Magazine article The Spectator

Television: How'd You Get So Rich?; Britain in Focus; Catastrophe

Magazine article The Spectator

Television: How'd You Get So Rich?; Britain in Focus; Catastrophe

Article excerpt

Fans of tough investigative journalism should probably avoid Channel 4's How'd You Get So Rich? Presenter Katherine Ryan's main tactic is to ask wealthy people how much they paid for something and, when they tell her, to repeat their answer in a tone of wondering admiration. Yet, despite her best efforts to keep it shallow, the programme does end up shedding some light on our peculiar attitudes to the very rich -- and in particular our capacity to feel superior and inferior to them at the same time.

Ryan, a Canadian comedian who'll be familiar to anybody who's watched virtually any panel show, began Monday's opening episode at the Shropshire pile owned by Steve Smith, the founder of Poundland. At first, the gratifying vulgarity of the décor seemed to offer us the promising chance for a good sneer. Sadly, though, Steve and his wife Tracey proved so unselfconsciously chuffed about how their lives had panned out that it was impossible not to warm to them. They also appeared to have changed little since the young Steve worked on his dad's market stall. Having cheerfully declared that he painted all the grapes on the ballroom ceiling himself, he and Tracey then packed for a forthcoming trip to Majorca, making sure not to forget the teabags. After that, they flew by helicopter for a date night in a curry house.
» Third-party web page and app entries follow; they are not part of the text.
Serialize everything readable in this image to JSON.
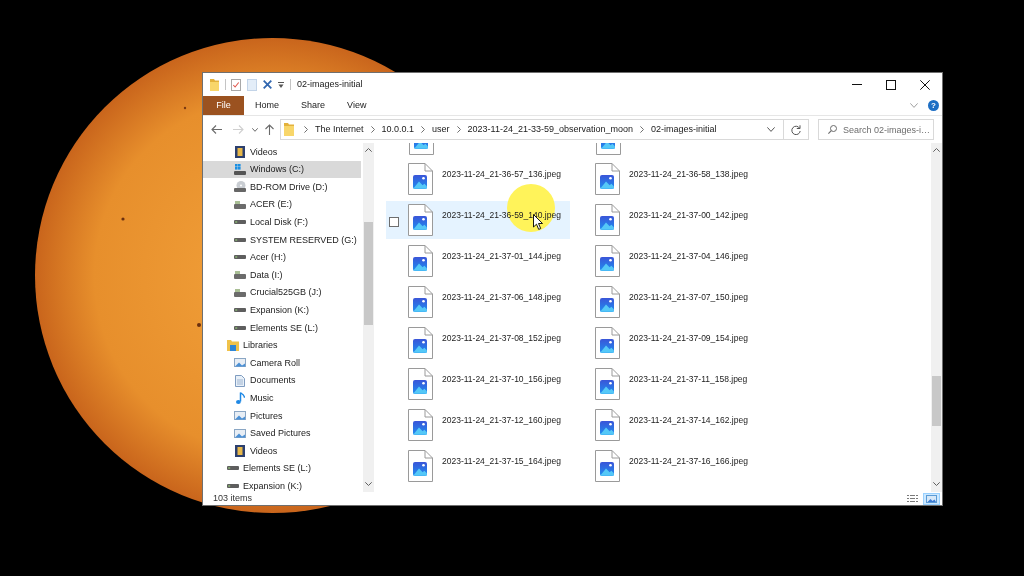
{
  "window": {
    "title": "02-images-initial"
  },
  "ribbon": {
    "tabs": [
      {
        "label": "File",
        "kind": "file",
        "selected": false
      },
      {
        "label": "Home",
        "kind": "tab",
        "selected": false
      },
      {
        "label": "Share",
        "kind": "tab",
        "selected": false
      },
      {
        "label": "View",
        "kind": "tab",
        "selected": false
      }
    ],
    "help": "?"
  },
  "address_bar": {
    "nav_buttons": [
      {
        "kind": "back",
        "disabled": false
      },
      {
        "kind": "forward",
        "disabled": true
      },
      {
        "kind": "recent",
        "disabled": false
      },
      {
        "kind": "up",
        "disabled": false
      }
    ],
    "breadcrumbs": [
      "The Internet",
      "10.0.0.1",
      "user",
      "2023-11-24_21-33-59_observation_moon",
      "02-images-initial"
    ]
  },
  "search": {
    "placeholder": "Search 02-images-i…"
  },
  "nav_pane": {
    "continued_children": [
      {
        "label": "Videos",
        "kind": "videos",
        "selected": false
      },
      {
        "label": "Windows (C:)",
        "kind": "sysdrive",
        "selected": true
      },
      {
        "label": "BD-ROM Drive (D:)",
        "kind": "disc",
        "selected": false
      },
      {
        "label": "ACER (E:)",
        "kind": "hdd",
        "selected": false
      },
      {
        "label": "Local Disk (F:)",
        "kind": "drive",
        "selected": false
      },
      {
        "label": "SYSTEM RESERVED (G:)",
        "kind": "drive",
        "selected": false
      },
      {
        "label": "Acer (H:)",
        "kind": "drive",
        "selected": false
      },
      {
        "label": "Data (I:)",
        "kind": "hdd",
        "selected": false
      },
      {
        "label": "Crucial525GB (J:)",
        "kind": "hdd",
        "selected": false
      },
      {
        "label": "Expansion (K:)",
        "kind": "drive",
        "selected": false
      },
      {
        "label": "Elements SE (L:)",
        "kind": "drive",
        "selected": false
      }
    ],
    "items": [
      {
        "label": "Libraries",
        "kind": "library",
        "selected": false,
        "children": [
          {
            "label": "Camera Roll",
            "kind": "pictures",
            "selected": false
          },
          {
            "label": "Documents",
            "kind": "documents",
            "selected": false
          },
          {
            "label": "Music",
            "kind": "music",
            "selected": false
          },
          {
            "label": "Pictures",
            "kind": "pictures",
            "selected": false
          },
          {
            "label": "Saved Pictures",
            "kind": "pictures",
            "selected": false
          },
          {
            "label": "Videos",
            "kind": "videos",
            "selected": false
          }
        ]
      },
      {
        "label": "Elements SE (L:)",
        "kind": "drive",
        "selected": false
      },
      {
        "label": "Expansion (K:)",
        "kind": "drive",
        "selected": false
      }
    ]
  },
  "files": [
    {
      "kind": "partial",
      "hovered": false,
      "checked": false
    },
    {
      "kind": "partial",
      "hovered": false,
      "checked": false
    },
    {
      "kind": "file",
      "name": "2023-11-24_21-36-57_136.jpeg",
      "hovered": false,
      "checked": false
    },
    {
      "kind": "file",
      "name": "2023-11-24_21-36-58_138.jpeg",
      "hovered": false,
      "checked": false
    },
    {
      "kind": "file",
      "name": "2023-11-24_21-36-59_140.jpeg",
      "hovered": true,
      "checked": false
    },
    {
      "kind": "file",
      "name": "2023-11-24_21-37-00_142.jpeg",
      "hovered": false,
      "checked": false
    },
    {
      "kind": "file",
      "name": "2023-11-24_21-37-01_144.jpeg",
      "hovered": false,
      "checked": false
    },
    {
      "kind": "file",
      "name": "2023-11-24_21-37-04_146.jpeg",
      "hovered": false,
      "checked": false
    },
    {
      "kind": "file",
      "name": "2023-11-24_21-37-06_148.jpeg",
      "hovered": false,
      "checked": false
    },
    {
      "kind": "file",
      "name": "2023-11-24_21-37-07_150.jpeg",
      "hovered": false,
      "checked": false
    },
    {
      "kind": "file",
      "name": "2023-11-24_21-37-08_152.jpeg",
      "hovered": false,
      "checked": false
    },
    {
      "kind": "file",
      "name": "2023-11-24_21-37-09_154.jpeg",
      "hovered": false,
      "checked": false
    },
    {
      "kind": "file",
      "name": "2023-11-24_21-37-10_156.jpeg",
      "hovered": false,
      "checked": false
    },
    {
      "kind": "file",
      "name": "2023-11-24_21-37-11_158.jpeg",
      "hovered": false,
      "checked": false
    },
    {
      "kind": "file",
      "name": "2023-11-24_21-37-12_160.jpeg",
      "hovered": false,
      "checked": false
    },
    {
      "kind": "file",
      "name": "2023-11-24_21-37-14_162.jpeg",
      "hovered": false,
      "checked": false
    },
    {
      "kind": "file",
      "name": "2023-11-24_21-37-15_164.jpeg",
      "hovered": false,
      "checked": false
    },
    {
      "kind": "file",
      "name": "2023-11-24_21-37-16_166.jpeg",
      "hovered": false,
      "checked": false
    }
  ],
  "mouse_pointer": {
    "highlight": true
  },
  "status_bar": {
    "count": "103 items",
    "views": [
      {
        "kind": "details",
        "selected": false
      },
      {
        "kind": "icons",
        "selected": true
      }
    ]
  }
}
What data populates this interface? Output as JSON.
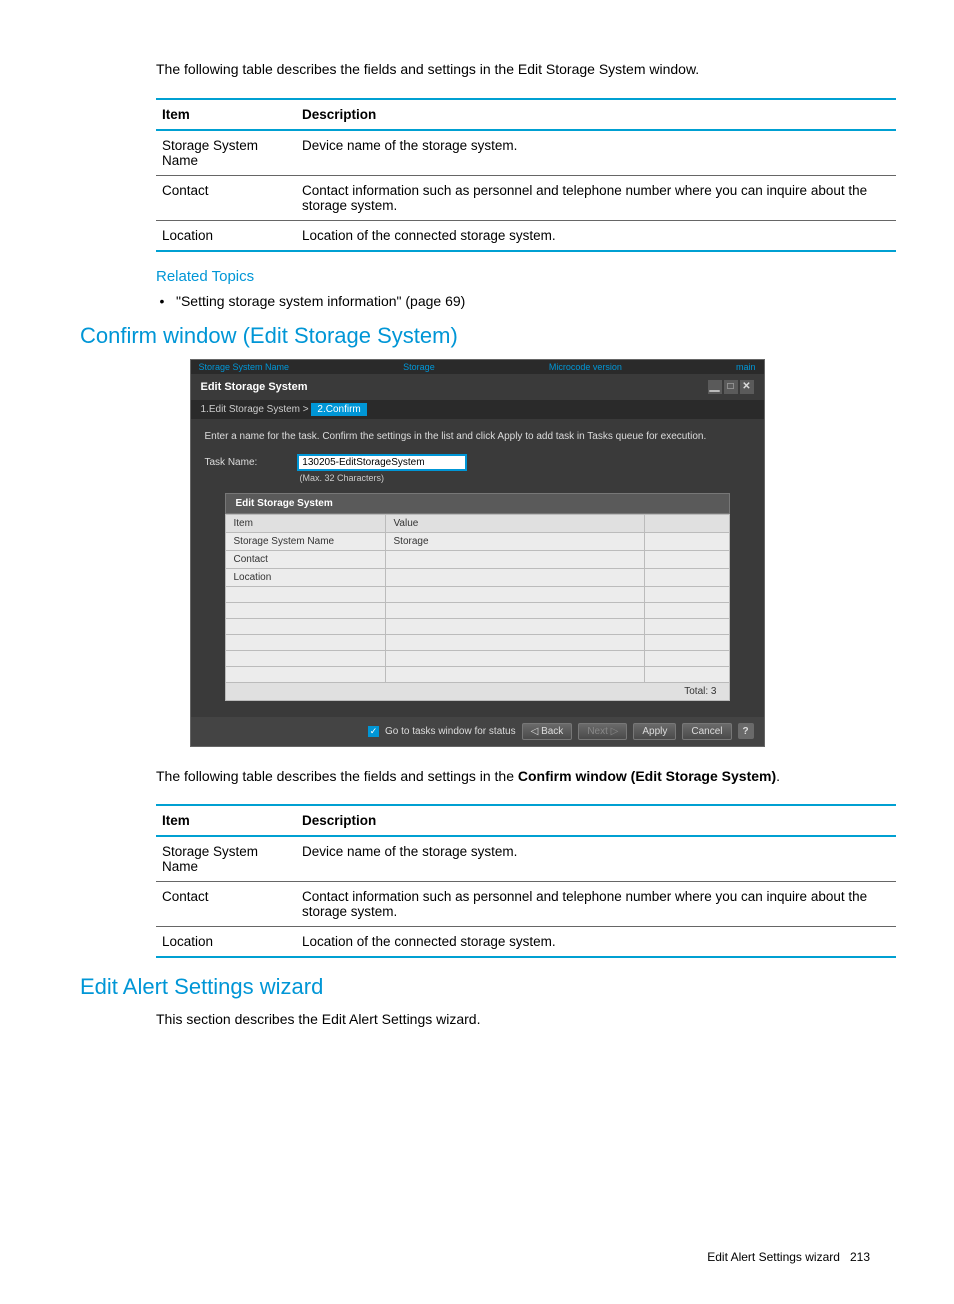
{
  "intro1": "The following table describes the fields and settings in the Edit Storage System window.",
  "table1": {
    "head": {
      "c0": "Item",
      "c1": "Description"
    },
    "rows": [
      {
        "c0": "Storage System Name",
        "c1": "Device name of the storage system."
      },
      {
        "c0": "Contact",
        "c1": "Contact information such as personnel and telephone number where you can inquire about the storage system."
      },
      {
        "c0": "Location",
        "c1": "Location of the connected storage system."
      }
    ]
  },
  "relatedTopics": {
    "heading": "Related Topics",
    "item": "\"Setting storage system information\" (page 69)"
  },
  "section1": "Confirm window (Edit Storage System)",
  "screenshot": {
    "topstrip": {
      "left": "Storage System Name",
      "mid": "Storage",
      "right1": "Microcode version",
      "right2": "main"
    },
    "title": "Edit Storage System",
    "breadcrumb": {
      "step1": "1.Edit Storage System  >",
      "step2": "2.Confirm"
    },
    "instruction": "Enter a name for the task. Confirm the settings in the list and click Apply to add task in Tasks queue for execution.",
    "taskLabel": "Task Name:",
    "taskValue": "130205-EditStorageSystem",
    "taskHint": "(Max. 32 Characters)",
    "panelTitle": "Edit Storage System",
    "grid": {
      "head": {
        "c0": "Item",
        "c1": "Value"
      },
      "rows": [
        {
          "c0": "Storage System Name",
          "c1": "Storage"
        },
        {
          "c0": "Contact",
          "c1": ""
        },
        {
          "c0": "Location",
          "c1": ""
        }
      ]
    },
    "total": "Total: 3",
    "footer": {
      "checkLabel": "Go to tasks window for status",
      "back": "Back",
      "next": "Next",
      "apply": "Apply",
      "cancel": "Cancel"
    }
  },
  "intro2_pre": "The following table describes the fields and settings in the ",
  "intro2_bold": "Confirm window (Edit Storage System)",
  "intro2_post": ".",
  "table2": {
    "head": {
      "c0": "Item",
      "c1": "Description"
    },
    "rows": [
      {
        "c0": "Storage System Name",
        "c1": "Device name of the storage system."
      },
      {
        "c0": "Contact",
        "c1": "Contact information such as personnel and telephone number where you can inquire about the storage system."
      },
      {
        "c0": "Location",
        "c1": "Location of the connected storage system."
      }
    ]
  },
  "section2": "Edit Alert Settings wizard",
  "section2_body": "This section describes the Edit Alert Settings wizard.",
  "footer": {
    "text": "Edit Alert Settings wizard",
    "page": "213"
  }
}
Not so appealing, mind you, was Ryan's next magnate, Danny Lambo, a former pop star -- of the big-in-Japan kind -- who now owns a London hotel. 'I'm actually known as Britain's flashiest playboy,' Danny explained matter-of-factly (and, just as annoyingly, a quick Google of the tabloids confirmed that he actually is). What this means in practice is that he drives around the streets of Chelsea in a Lamborghini, and when he spots an attractive woman, waves signs at her reading either, 'You're cute' or less romantically, 'Nice arse.' Even so, he confessed in a voice of puzzled disappointment, most of his girlfriends turn out to be 'gold-digger types'.

But to be properly rich, it seems, you need to spend your life -- as Ryan put it with a welcome touch of asperity -- breaking models' noses. By far her wealthiest interviewee was Dr Raj Kanodia, an LA plastic surgeon, who, among other things, carries out 250 nose jobs a year at $20,000 a pop. The programme filmed him reassuring an anxious young knockout that he could indeed fix the unsightly, if almost imperceptible, bump on her nose. Ryan then observed, without apparent irony (or evidence), that he's motivated not by money but by 'a passion for beauty'. …

Search by... Author
Show... All Results Primary Sources Peer-reviewed

Oops!

An unknown error has occurred. Please click the button below to reload the page. If the problem persists, please try again in a little while.